- Carr VJ, Lewin TJ, Barnard RE, Walton JM, Allen JL, Constable PM, Chapman JL: Attitudes and roles of general practitioners in the treatment of schizophrenia compared with community mental health staff and patients. Soc Psychiatry Psychiatr Epidemiol. 2004, 39: 78-84. 10.1007/s00127-004-0703-2.View ArticlePubMedGoogle Scholar
- Lester H, Tritter JQ, England E: Satisfaction with primary care: the perspectives of people with schizophrenia.

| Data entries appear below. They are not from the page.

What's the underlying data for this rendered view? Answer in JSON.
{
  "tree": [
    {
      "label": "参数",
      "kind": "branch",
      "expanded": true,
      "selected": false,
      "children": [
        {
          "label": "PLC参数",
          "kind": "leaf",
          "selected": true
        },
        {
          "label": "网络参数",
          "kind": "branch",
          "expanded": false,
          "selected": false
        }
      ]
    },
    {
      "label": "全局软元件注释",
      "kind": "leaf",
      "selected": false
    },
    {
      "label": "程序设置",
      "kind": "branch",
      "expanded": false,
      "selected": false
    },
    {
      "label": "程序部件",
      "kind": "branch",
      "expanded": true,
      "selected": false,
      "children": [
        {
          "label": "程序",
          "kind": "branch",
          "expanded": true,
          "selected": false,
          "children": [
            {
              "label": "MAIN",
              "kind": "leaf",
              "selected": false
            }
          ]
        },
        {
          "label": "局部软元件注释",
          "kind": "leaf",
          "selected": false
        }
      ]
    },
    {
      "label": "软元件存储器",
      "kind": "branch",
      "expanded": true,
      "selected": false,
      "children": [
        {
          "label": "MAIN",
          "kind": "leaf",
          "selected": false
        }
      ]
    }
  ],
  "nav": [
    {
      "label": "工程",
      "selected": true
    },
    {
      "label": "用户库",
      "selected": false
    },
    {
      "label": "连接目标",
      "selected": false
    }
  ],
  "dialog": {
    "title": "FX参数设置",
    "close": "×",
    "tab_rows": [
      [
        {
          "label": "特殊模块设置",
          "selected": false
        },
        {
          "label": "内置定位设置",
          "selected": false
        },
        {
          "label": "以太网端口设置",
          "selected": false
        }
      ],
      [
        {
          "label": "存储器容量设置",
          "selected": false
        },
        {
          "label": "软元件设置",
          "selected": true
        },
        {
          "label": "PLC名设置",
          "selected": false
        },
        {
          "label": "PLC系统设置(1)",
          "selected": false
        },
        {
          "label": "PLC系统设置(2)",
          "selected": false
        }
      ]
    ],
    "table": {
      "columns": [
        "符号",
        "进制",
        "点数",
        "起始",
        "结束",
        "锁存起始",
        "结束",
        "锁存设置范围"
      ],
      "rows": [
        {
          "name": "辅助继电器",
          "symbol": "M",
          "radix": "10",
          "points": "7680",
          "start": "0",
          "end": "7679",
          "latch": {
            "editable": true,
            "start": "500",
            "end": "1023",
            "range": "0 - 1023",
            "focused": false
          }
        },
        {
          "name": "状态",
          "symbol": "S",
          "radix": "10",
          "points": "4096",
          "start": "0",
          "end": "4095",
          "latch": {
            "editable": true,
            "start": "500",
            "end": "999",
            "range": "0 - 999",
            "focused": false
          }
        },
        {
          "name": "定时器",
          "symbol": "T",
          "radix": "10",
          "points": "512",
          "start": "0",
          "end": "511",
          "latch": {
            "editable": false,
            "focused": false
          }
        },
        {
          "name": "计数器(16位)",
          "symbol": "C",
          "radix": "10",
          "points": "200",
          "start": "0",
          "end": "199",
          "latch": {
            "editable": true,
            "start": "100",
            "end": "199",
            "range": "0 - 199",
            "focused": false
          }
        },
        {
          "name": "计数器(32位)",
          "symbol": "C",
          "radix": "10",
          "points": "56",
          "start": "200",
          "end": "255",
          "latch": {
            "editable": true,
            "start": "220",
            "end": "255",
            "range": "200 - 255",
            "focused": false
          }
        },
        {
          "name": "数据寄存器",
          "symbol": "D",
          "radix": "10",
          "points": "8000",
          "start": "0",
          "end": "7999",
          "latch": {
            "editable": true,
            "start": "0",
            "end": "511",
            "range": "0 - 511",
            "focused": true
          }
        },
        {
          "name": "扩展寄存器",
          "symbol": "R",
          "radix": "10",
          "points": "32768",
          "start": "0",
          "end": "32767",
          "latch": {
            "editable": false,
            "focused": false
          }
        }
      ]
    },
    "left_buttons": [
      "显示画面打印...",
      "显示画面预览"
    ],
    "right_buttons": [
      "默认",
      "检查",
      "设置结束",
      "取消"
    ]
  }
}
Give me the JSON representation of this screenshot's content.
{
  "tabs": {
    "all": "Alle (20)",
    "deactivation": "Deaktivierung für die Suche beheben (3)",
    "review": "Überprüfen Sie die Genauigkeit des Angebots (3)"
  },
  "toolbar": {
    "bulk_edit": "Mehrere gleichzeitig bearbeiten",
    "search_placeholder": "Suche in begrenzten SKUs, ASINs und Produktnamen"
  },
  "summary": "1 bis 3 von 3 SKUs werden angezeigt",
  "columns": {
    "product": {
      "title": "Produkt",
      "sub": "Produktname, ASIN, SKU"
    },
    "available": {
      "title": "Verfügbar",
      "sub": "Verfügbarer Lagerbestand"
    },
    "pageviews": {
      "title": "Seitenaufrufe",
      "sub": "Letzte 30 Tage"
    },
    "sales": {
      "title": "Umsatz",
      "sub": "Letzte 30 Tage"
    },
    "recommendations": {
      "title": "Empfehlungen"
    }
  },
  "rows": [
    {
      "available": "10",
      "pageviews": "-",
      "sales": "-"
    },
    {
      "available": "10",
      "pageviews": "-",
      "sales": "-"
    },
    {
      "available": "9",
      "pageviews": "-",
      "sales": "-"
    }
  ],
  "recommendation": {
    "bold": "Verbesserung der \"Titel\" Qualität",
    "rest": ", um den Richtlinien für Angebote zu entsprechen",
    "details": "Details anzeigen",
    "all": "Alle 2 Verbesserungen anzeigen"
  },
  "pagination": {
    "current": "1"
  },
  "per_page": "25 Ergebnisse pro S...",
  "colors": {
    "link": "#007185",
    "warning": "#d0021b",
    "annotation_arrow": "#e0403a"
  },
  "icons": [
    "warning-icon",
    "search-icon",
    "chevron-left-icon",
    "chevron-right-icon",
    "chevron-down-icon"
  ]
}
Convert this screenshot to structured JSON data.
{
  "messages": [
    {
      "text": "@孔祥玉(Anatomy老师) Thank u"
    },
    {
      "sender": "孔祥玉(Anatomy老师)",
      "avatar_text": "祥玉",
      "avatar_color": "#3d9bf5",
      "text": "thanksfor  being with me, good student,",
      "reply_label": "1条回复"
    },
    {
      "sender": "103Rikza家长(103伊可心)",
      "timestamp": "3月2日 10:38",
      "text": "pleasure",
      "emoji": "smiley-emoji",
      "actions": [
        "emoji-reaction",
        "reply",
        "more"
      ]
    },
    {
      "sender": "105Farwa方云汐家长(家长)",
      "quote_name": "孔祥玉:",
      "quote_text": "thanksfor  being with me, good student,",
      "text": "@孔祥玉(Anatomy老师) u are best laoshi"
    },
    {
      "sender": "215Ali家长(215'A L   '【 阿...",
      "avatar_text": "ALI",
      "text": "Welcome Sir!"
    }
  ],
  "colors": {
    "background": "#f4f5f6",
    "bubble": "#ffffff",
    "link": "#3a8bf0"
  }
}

Fam Pract. 2003, 20: 508-513. 10.1093/fampra/cmg502.View ArticlePubMedGoogle Scholar
- Verdoux H, Cougnard A, Grolleau S, Besson R, Delcroix F: How do general practitioners manage subjects with early schizophrenia and collaborate with mental health professionals?. Soc Psychiatry Psychiatr Epidemiol. 2005, 40: 892-898. 10.1007/s00127-005-0975-1.View ArticlePubMedGoogle Scholar
- Verhaak PFM, Schellevis FG, Nuijen J, Volers AC: Patients with a psychiatric disorder in general practice: determinants of general practitioners' psychological diagnosis. Gen Hosp Psych. 2006, 28: 125-132. 10.1016/j.genhosppsych.2005.11.001.View ArticleGoogle Scholar
- Shiers D, Lester H: Early intervention for first episode psychosis. BMJ. 2004, 328: 1451-1452. 10.1136/bmj.328.7454.1451.View ArticlePubMedPubMed CentralGoogle Scholar
- Spencer E, Birchwood M, McGovern D: Management of first-episode psychosis. Br J Psychiatry. 2001, 7: 133-140.Google Scholar
- Tait L, Lester H, Birchwood M, Freemantle N, Wilson S: Design of the BiRmingham Early Detection in UntREated psychosis Trial (REDIRECT): a cluster randomised controlled trial of general practitioner education in detection of first episode psychosis. BMC Health Services Research. 2005, 5: 19-10.1186/1472-6963-5-19.View ArticlePubMedPubMed CentralGoogle Scholar
- Nazareth I, King M, Davies S: Care of schizophrenia in general practice: the general practitioner and the patient. Br J Gen Pract. 1995, 45: 343-347.PubMedPubMed CentralGoogle Scholar
- Lang FH, Johnstone EC, Murray DG: Service provision for people with schizophrenia. Role of the general practitioner. Br J Psychiatry. 1997, 171: 165-68.View ArticlePubMedGoogle Scholar
- Simon AE, Lauber C, Ludewig K, Braun-Scharm H, Umbricht DS: General practitioners and schizophrenia: results from a Swiss survey. Br J Psychiatry. 2005, 187: 274-81. 10.1192/bjp.187.3.274.View ArticlePubMedGoogle Scholar
- The pre-publication history for this paper can be accessed here:http://www.biomedcentral.com/1471-2296/8/37/prepub
This article is published under license to BioMed Central Ltd. This is an Open Access article distributed under the terms of the Creative Commons Attribution License (http://creativecommons.org/licenses/by/2.0), which permits unrestricted use, distribution, and reproduction in any medium, provided the original work is properly cited.